On Tuesday, the UK set a record for daily confirmed cases as 60,916 people tested positive in the previous 24 hours.
It is the first time the daily number has passed 60,000.
It brought the total number of cases in the UK to 2,774,479.
England entered its third national lockdown on Tuesday and Wales has been in alert level 4 since December 20.
In its weekly update, the ONS said the number of deaths involving Covid-19 decreased in five of the nine English regions compared with the previous week, but it again said the bank holiday would have affected registrations.
Fatalities continued to increase in the North East, East and London, where a mutant strain of the virus has been raging out of control for weeks.
In Wales, there was a week-on-week increase involving coronavirus fatalities (from 256 to 278).
The ONS said 11,520 deaths from all causes were registered in England and Wales in the week ending December 25.
This is 44.8% above the five-year average (3,566 deaths higher).
Statistical modelling suggests the number of deaths that actually occurred was between 12,683 and 16,574.
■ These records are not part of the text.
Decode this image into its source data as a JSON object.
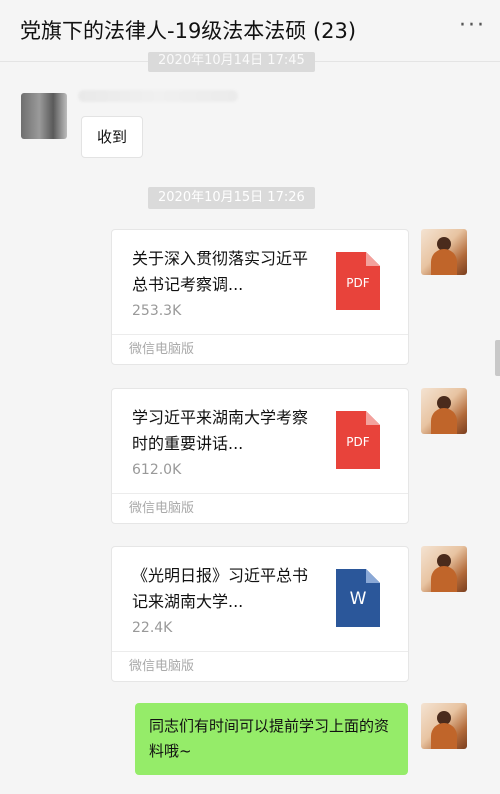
{
  "header": {
    "title": "党旗下的法律人-19级法本法硕 (23)",
    "more": "···"
  },
  "timestamps": {
    "partial": "2020年10月14日 17:45",
    "main": "2020年10月15日 17:26"
  },
  "messages": {
    "first": {
      "text": "收到"
    },
    "files": [
      {
        "name": "关于深入贯彻落实习近平总书记考察调...",
        "size": "253.3K",
        "source": "微信电脑版",
        "icon": "pdf-icon",
        "icon_text": "PDF",
        "icon_color": "#e8433b"
      },
      {
        "name": "学习近平来湖南大学考察时的重要讲话...",
        "size": "612.0K",
        "source": "微信电脑版",
        "icon": "pdf-icon",
        "icon_text": "PDF",
        "icon_color": "#e8433b"
      },
      {
        "name": "《光明日报》习近平总书记来湖南大学...",
        "size": "22.4K",
        "source": "微信电脑版",
        "icon": "word-icon",
        "icon_text": "W",
        "icon_color": "#2b579a"
      }
    ],
    "last": {
      "text": "同志们有时间可以提前学习上面的资料哦~"
    }
  },
  "colors": {
    "bubble_self": "#95ec69",
    "background": "#f5f5f5"
  }
}
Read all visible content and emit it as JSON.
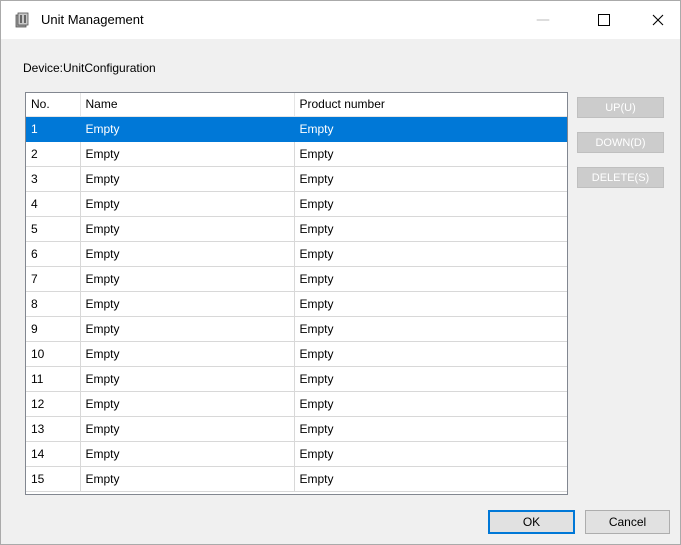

The ONS said "A decrease between Weeks 51 and 52 is usually observed because of the impact of the Christmas bank holidays."